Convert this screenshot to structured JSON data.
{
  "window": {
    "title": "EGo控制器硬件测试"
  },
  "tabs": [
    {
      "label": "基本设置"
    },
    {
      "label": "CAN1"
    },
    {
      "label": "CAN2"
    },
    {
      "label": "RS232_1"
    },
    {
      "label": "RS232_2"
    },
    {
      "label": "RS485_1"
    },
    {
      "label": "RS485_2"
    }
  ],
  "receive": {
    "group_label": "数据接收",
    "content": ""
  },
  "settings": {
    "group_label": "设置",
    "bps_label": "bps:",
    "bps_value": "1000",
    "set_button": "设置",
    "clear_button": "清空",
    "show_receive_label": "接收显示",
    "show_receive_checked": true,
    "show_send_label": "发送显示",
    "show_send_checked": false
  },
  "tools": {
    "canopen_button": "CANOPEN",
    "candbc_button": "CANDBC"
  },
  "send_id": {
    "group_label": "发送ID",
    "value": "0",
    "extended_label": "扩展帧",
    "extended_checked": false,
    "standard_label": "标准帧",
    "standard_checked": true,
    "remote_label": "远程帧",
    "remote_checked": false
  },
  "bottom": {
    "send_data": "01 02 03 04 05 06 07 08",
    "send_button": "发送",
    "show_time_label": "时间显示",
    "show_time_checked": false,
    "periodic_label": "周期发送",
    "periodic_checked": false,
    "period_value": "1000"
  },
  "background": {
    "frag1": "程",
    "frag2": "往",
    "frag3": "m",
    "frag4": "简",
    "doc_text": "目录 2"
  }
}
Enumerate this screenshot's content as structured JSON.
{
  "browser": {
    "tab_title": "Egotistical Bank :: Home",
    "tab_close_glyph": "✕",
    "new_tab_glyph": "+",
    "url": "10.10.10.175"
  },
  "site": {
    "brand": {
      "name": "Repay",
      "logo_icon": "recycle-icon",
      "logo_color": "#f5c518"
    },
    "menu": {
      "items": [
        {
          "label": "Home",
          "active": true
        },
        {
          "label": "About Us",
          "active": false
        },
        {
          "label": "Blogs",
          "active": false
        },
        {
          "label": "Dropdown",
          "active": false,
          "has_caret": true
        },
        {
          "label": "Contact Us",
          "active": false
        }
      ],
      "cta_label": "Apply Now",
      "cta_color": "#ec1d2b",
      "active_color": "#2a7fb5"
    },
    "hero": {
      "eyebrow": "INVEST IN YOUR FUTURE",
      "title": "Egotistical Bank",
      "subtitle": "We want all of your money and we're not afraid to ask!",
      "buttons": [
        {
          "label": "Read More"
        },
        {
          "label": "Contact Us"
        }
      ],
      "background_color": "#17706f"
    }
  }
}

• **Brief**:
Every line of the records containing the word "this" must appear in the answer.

• **Response area**:
Convert this screenshot to structured JSON data.
Enumerate this screenshot's content as structured JSON.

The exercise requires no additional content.